** What this task involves **
Write all entries out exactly, images excluded.

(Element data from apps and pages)
+ + + + + + +
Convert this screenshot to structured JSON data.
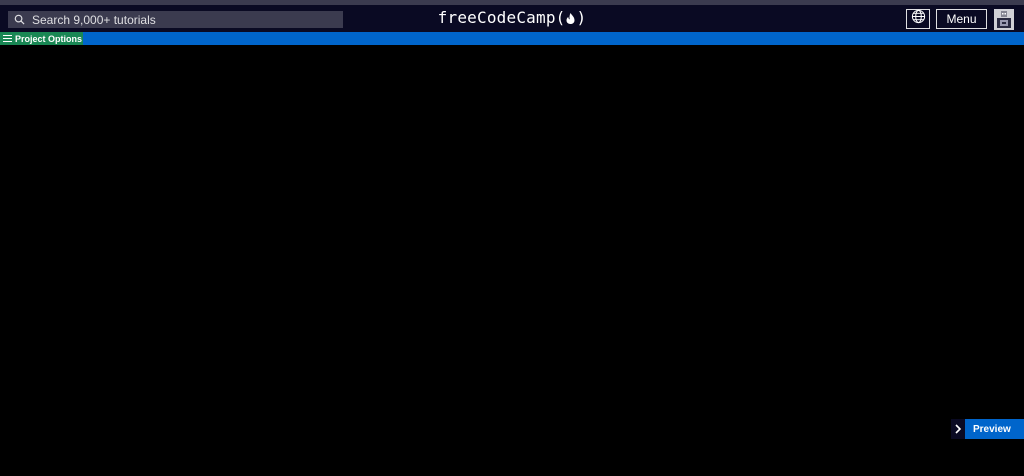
{
  "navbar": {
    "search": {
      "placeholder": "Search 9,000+ tutorials"
    },
    "logo": {
      "text": "freeCodeCamp(",
      "suffix": ")"
    },
    "globe_icon": "globe-icon",
    "menu_label": "Menu",
    "avatar_icon": "user-avatar"
  },
  "toolbar": {
    "project_options_label": "Project Options",
    "project_options_icon": "hamburger-icon"
  },
  "preview": {
    "label": "Preview",
    "icon": "chevron-right-icon"
  },
  "colors": {
    "navbar_bg": "#0a0a23",
    "search_bg": "#3b3b4f",
    "options_bar": "#0065cb",
    "project_options_bg": "#198754",
    "workspace_bg": "#000000"
  }
}
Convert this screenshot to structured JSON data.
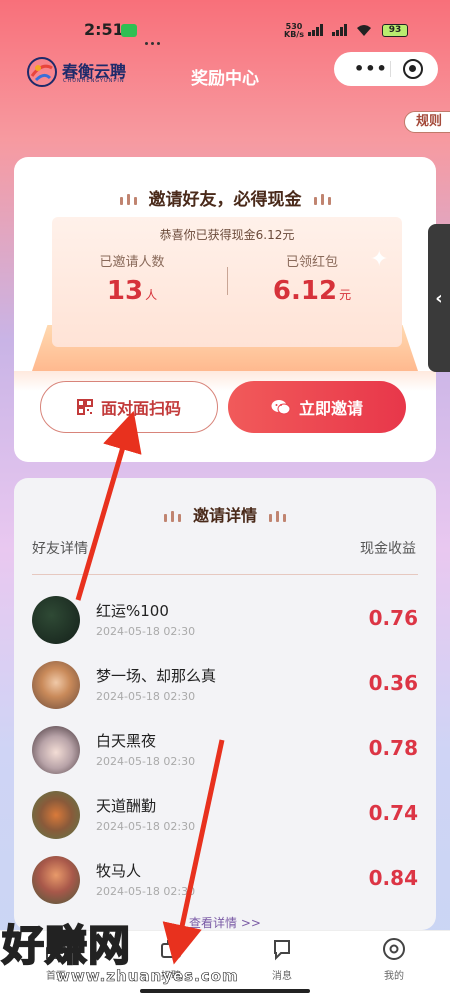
{
  "status_bar": {
    "time": "2:51",
    "net_speed_value": "530",
    "net_speed_unit": "KB/s",
    "signal_1": "HD",
    "signal_2": "HD",
    "battery": "93"
  },
  "header": {
    "logo_name": "春衡云聘",
    "logo_sub": "CHUNHENGYUNPIN",
    "title": "奖励中心",
    "more_label": "•••"
  },
  "rules_label": "规则",
  "invite": {
    "heading": "邀请好友，必得现金",
    "congrats": "恭喜你已获得现金6.12元",
    "invited_label": "已邀请人数",
    "invited_value": "13",
    "invited_unit": "人",
    "redpacket_label": "已领红包",
    "redpacket_value": "6.12",
    "redpacket_unit": "元",
    "scan_button": "面对面扫码",
    "invite_button": "立即邀请"
  },
  "details": {
    "heading": "邀请详情",
    "col_friends": "好友详情",
    "col_cash": "现金收益",
    "rows": [
      {
        "name": "红运%100",
        "time": "2024-05-18 02:30",
        "amount": "0.76"
      },
      {
        "name": "梦一场、却那么真",
        "time": "2024-05-18 02:30",
        "amount": "0.36"
      },
      {
        "name": "白天黑夜",
        "time": "2024-05-18 02:30",
        "amount": "0.78"
      },
      {
        "name": "天道酬勤",
        "time": "2024-05-18 02:30",
        "amount": "0.74"
      },
      {
        "name": "牧马人",
        "time": "2024-05-18 02:30",
        "amount": "0.84"
      }
    ],
    "see_more": "查看详情 >>"
  },
  "tabs": [
    {
      "label": "首页",
      "icon": "home-icon"
    },
    {
      "label": "招聘",
      "icon": "briefcase-icon"
    },
    {
      "label": "消息",
      "icon": "message-icon"
    },
    {
      "label": "我的",
      "icon": "profile-icon"
    }
  ],
  "watermark": {
    "text": "好赚网",
    "url": "www.zhuanyes.com"
  },
  "colors": {
    "accent_red": "#dc3545",
    "brand_navy": "#1e2a6a",
    "annotation_arrow": "#e8311e"
  }
}
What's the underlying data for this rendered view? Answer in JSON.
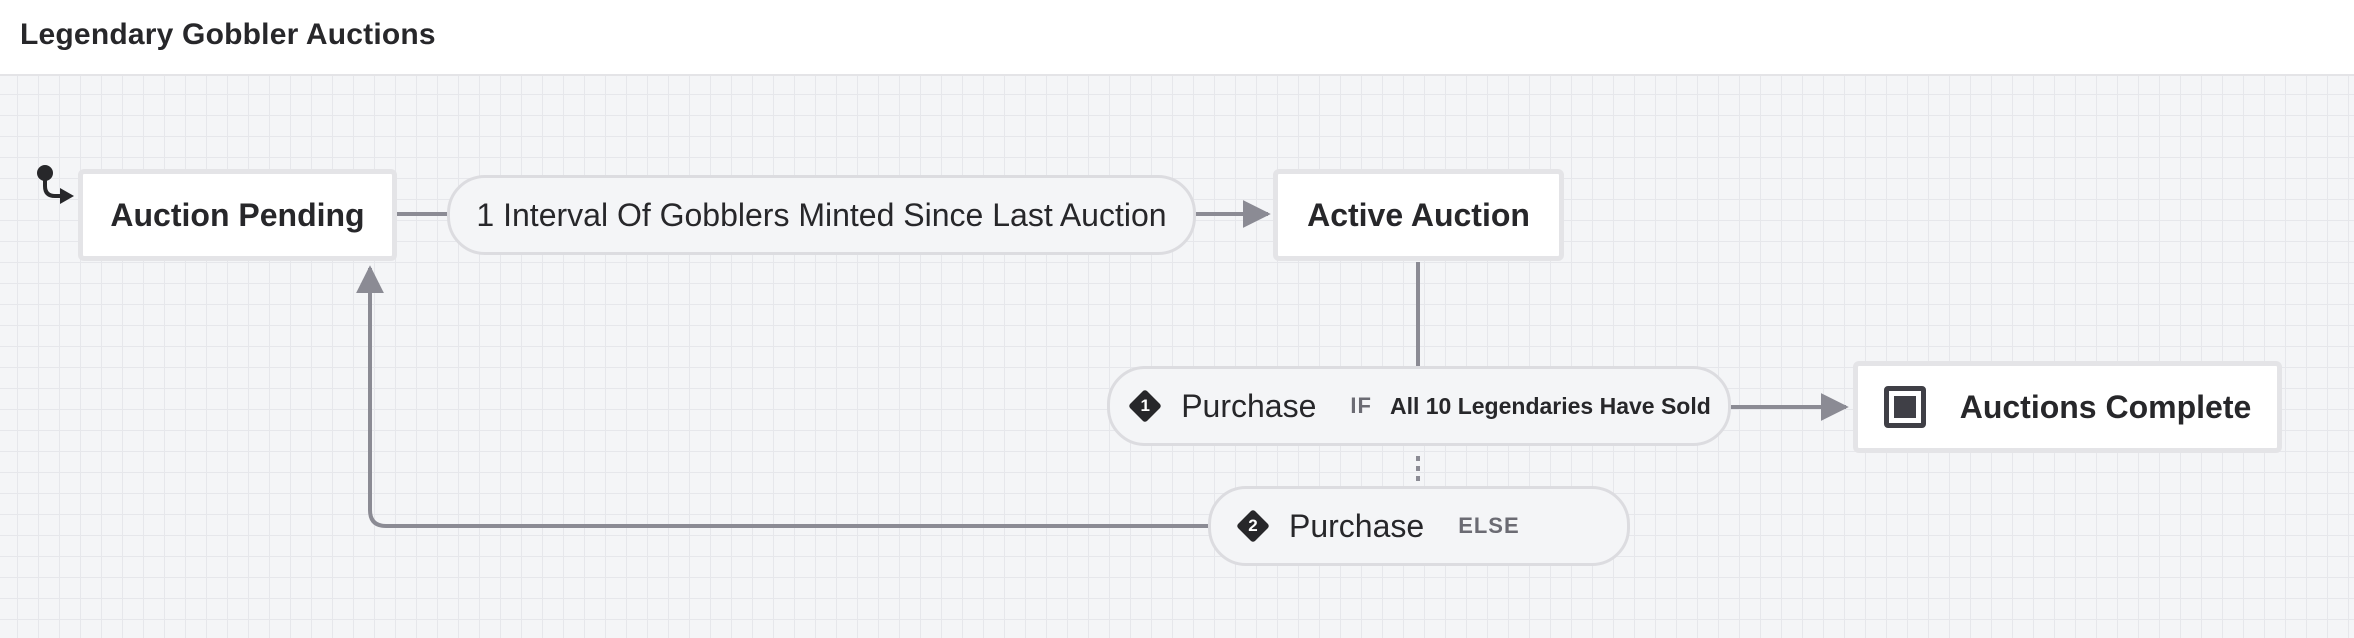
{
  "header": {
    "title": "Legendary Gobbler Auctions"
  },
  "states": {
    "auction_pending": "Auction Pending",
    "active_auction": "Active Auction",
    "auctions_complete": "Auctions Complete"
  },
  "events": {
    "interval_event": "1 Interval Of Gobblers Minted Since Last Auction",
    "purchase_if": {
      "badge": "1",
      "label": "Purchase",
      "keyword": "IF",
      "condition": "All 10 Legendaries Have Sold"
    },
    "purchase_else": {
      "badge": "2",
      "label": "Purchase",
      "keyword": "ELSE"
    }
  },
  "colors": {
    "edge": "#8b8b94",
    "node_border": "#e4e4e7",
    "canvas": "#f4f5f7",
    "text": "#27272a"
  },
  "icons": {
    "initial": "initial-state-icon",
    "final": "final-state-icon",
    "guard": "guard-diamond-icon"
  }
}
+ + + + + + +
** Output for this exercise **
Convert this screenshot to structured JSON data.
{
  "navbar": {
    "search": {
      "placeholder": "Search 9,000+ tutorials"
    },
    "logo": {
      "text": "freeCodeCamp(",
      "suffix": ")"
    },
    "globe_icon": "globe-icon",
    "menu_label": "Menu",
    "avatar_icon": "user-avatar"
  },
  "toolbar": {
    "project_options_label": "Project Options",
    "project_options_icon": "hamburger-icon"
  },
  "preview": {
    "label": "Preview",
    "icon": "chevron-right-icon"
  },
  "colors": {
    "navbar_bg": "#0a0a23",
    "search_bg": "#3b3b4f",
    "options_bar": "#0065cb",
    "project_options_bg": "#198754",
    "workspace_bg": "#000000"
  }
}
Convert this screenshot to structured JSON data.
{
  "status_bar": {
    "time": "2:51",
    "net_speed_value": "530",
    "net_speed_unit": "KB/s",
    "signal_1": "HD",
    "signal_2": "HD",
    "battery": "93"
  },
  "header": {
    "logo_name": "春衡云聘",
    "logo_sub": "CHUNHENGYUNPIN",
    "title": "奖励中心",
    "more_label": "•••"
  },
  "rules_label": "规则",
  "invite": {
    "heading": "邀请好友，必得现金",
    "congrats": "恭喜你已获得现金6.12元",
    "invited_label": "已邀请人数",
    "invited_value": "13",
    "invited_unit": "人",
    "redpacket_label": "已领红包",
    "redpacket_value": "6.12",
    "redpacket_unit": "元",
    "scan_button": "面对面扫码",
    "invite_button": "立即邀请"
  },
  "details": {
    "heading": "邀请详情",
    "col_friends": "好友详情",
    "col_cash": "现金收益",
    "rows": [
      {
        "name": "红运%100",
        "time": "2024-05-18 02:30",
        "amount": "0.76"
      },
      {
        "name": "梦一场、却那么真",
        "time": "2024-05-18 02:30",
        "amount": "0.36"
      },
      {
        "name": "白天黑夜",
        "time": "2024-05-18 02:30",
        "amount": "0.78"
      },
      {
        "name": "天道酬勤",
        "time": "2024-05-18 02:30",
        "amount": "0.74"
      },
      {
        "name": "牧马人",
        "time": "2024-05-18 02:30",
        "amount": "0.84"
      }
    ],
    "see_more": "查看详情 >>"
  },
  "tabs": [
    {
      "label": "首页",
      "icon": "home-icon"
    },
    {
      "label": "招聘",
      "icon": "briefcase-icon"
    },
    {
      "label": "消息",
      "icon": "message-icon"
    },
    {
      "label": "我的",
      "icon": "profile-icon"
    }
  ],
  "watermark": {
    "text": "好赚网",
    "url": "www.zhuanyes.com"
  },
  "colors": {
    "accent_red": "#dc3545",
    "brand_navy": "#1e2a6a",
    "annotation_arrow": "#e8311e"
  }
}
What's the underlying data for this rendered view? Answer in JSON.
{
  "header": {
    "title": "Legendary Gobbler Auctions"
  },
  "states": {
    "auction_pending": "Auction Pending",
    "active_auction": "Active Auction",
    "auctions_complete": "Auctions Complete"
  },
  "events": {
    "interval_event": "1 Interval Of Gobblers Minted Since Last Auction",
    "purchase_if": {
      "badge": "1",
      "label": "Purchase",
      "keyword": "IF",
      "condition": "All 10 Legendaries Have Sold"
    },
    "purchase_else": {
      "badge": "2",
      "label": "Purchase",
      "keyword": "ELSE"
    }
  },
  "colors": {
    "edge": "#8b8b94",
    "node_border": "#e4e4e7",
    "canvas": "#f4f5f7",
    "text": "#27272a"
  },
  "icons": {
    "initial": "initial-state-icon",
    "final": "final-state-icon",
    "guard": "guard-diamond-icon"
  }
}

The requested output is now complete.